The series of conflicts which resulted from the events of 11 September 2001 have spawned a number of exceptional documentaries. The technology available to journalists and filmmakers today - the sort of technology which means anybody with a cellphone can film news footage in the street and see it on the Internet minutes later - makes possible an unprecedented level of access to events in the field of conflict. Lightweight digital cameras, in particular, mean that one man can make a movie. They also suggest a pleasing verisimilitude; to a certain extent, we associate the visual characteristics of material shot with a light handheld camera with modern warfare. This means that even fictional portrayals of warfare have partially adopted this shooting style as a shortcut to visual legitimacy. If it's shot this way, it looks more realistic, seems to be the thinking.
Well, Armadillo is real. It follows a Unit of the Danish army through a tour in the Helmand Province in Afghanistan, tightly focusing upon five soldiers within the group. We witness them leave home, saying goodbye to tearful relatives at the Airport, then observe them through months of boredom and terror until we see their return to Denmark to those same families. It contains strong storytelling: the focus on just five men allows their characters to be well-established and Metz cleverly crosscuts between them, contrasting their personalities and reactions to the same events, just as a novel or War movie would treat the material if it were fictional. The deliberate nature of the storytelling is one of the reasons Armadillo sometimes feels more like fiction than a documentary; the other is its visual beauty. Cinematographer Lars Skree captures some absolutely stunning imagery here, the sort of thing we don't see much of in most War Documentaries.
The content is quite familiar as we see these men endure hours of tedium - with porn, wrestling, video games - and then shattering bursts of terrifying violence. That violence is always frighteningly banal, which is an aspect fictional films never capture, and beyond the explosions and the rattle of automatic weapons fire the most frightening sight here is the vacant shock in the eyes of a Dane who has just been shot and is being treated by medics. This is how it really is, his eyes seem to say.

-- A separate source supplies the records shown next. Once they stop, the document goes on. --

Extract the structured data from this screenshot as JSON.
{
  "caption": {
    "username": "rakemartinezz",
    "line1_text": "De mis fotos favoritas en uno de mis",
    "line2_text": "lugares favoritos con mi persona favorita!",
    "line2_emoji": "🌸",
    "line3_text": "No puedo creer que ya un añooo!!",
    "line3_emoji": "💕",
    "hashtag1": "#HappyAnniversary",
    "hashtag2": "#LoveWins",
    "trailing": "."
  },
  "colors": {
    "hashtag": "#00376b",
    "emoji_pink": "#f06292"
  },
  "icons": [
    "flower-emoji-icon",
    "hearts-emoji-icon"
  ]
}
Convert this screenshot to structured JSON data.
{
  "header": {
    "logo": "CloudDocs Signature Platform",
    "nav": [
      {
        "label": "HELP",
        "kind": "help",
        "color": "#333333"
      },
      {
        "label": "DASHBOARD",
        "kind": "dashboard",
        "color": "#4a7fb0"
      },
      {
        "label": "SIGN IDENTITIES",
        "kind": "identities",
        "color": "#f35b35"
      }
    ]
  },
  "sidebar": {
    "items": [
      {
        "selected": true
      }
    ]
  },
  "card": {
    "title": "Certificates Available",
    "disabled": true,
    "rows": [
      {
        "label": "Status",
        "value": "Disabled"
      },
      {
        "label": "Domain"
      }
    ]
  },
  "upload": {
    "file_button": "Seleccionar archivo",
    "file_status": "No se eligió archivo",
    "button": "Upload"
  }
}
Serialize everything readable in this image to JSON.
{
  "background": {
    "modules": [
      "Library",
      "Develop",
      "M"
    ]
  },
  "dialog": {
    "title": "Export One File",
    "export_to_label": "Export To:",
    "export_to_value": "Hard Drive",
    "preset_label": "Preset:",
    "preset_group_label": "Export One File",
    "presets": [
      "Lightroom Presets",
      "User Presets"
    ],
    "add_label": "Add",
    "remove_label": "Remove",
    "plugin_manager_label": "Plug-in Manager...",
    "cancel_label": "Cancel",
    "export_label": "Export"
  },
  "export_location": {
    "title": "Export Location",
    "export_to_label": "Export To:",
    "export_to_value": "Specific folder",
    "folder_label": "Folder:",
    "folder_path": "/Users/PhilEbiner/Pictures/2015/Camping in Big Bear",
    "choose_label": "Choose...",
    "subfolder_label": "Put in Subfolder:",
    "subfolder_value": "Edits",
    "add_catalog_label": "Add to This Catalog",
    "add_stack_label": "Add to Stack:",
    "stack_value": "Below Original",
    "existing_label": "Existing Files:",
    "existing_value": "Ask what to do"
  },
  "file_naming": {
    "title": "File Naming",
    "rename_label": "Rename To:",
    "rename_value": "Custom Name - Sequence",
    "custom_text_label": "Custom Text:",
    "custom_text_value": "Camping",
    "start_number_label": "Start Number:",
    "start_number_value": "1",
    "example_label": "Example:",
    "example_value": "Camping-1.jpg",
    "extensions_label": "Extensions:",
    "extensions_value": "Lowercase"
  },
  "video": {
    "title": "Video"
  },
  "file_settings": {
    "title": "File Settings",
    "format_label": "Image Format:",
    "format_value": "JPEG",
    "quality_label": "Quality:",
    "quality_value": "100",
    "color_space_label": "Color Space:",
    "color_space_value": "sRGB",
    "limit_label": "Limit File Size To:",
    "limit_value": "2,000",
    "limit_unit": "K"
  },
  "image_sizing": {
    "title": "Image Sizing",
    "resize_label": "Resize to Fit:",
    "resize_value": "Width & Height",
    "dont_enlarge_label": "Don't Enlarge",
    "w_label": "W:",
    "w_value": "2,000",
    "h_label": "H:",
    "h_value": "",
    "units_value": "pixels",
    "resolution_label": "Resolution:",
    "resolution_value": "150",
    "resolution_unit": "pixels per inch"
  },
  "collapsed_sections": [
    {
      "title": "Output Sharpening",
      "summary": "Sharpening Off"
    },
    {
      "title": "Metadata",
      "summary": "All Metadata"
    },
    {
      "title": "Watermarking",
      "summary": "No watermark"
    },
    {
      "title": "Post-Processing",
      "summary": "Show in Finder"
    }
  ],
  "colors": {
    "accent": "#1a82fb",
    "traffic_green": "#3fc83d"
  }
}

Sensitive and profoundly respectful of the men fighting in the field - there are no politics here - and both articulate of the horror and appreciative of the thrill of warfare, Armadillo is a terrific, provocative, complex, exhilaratingly cinematic documentary on modern Warfare, fit to rank alongside other recent classics Restrepo and Gunner Palace.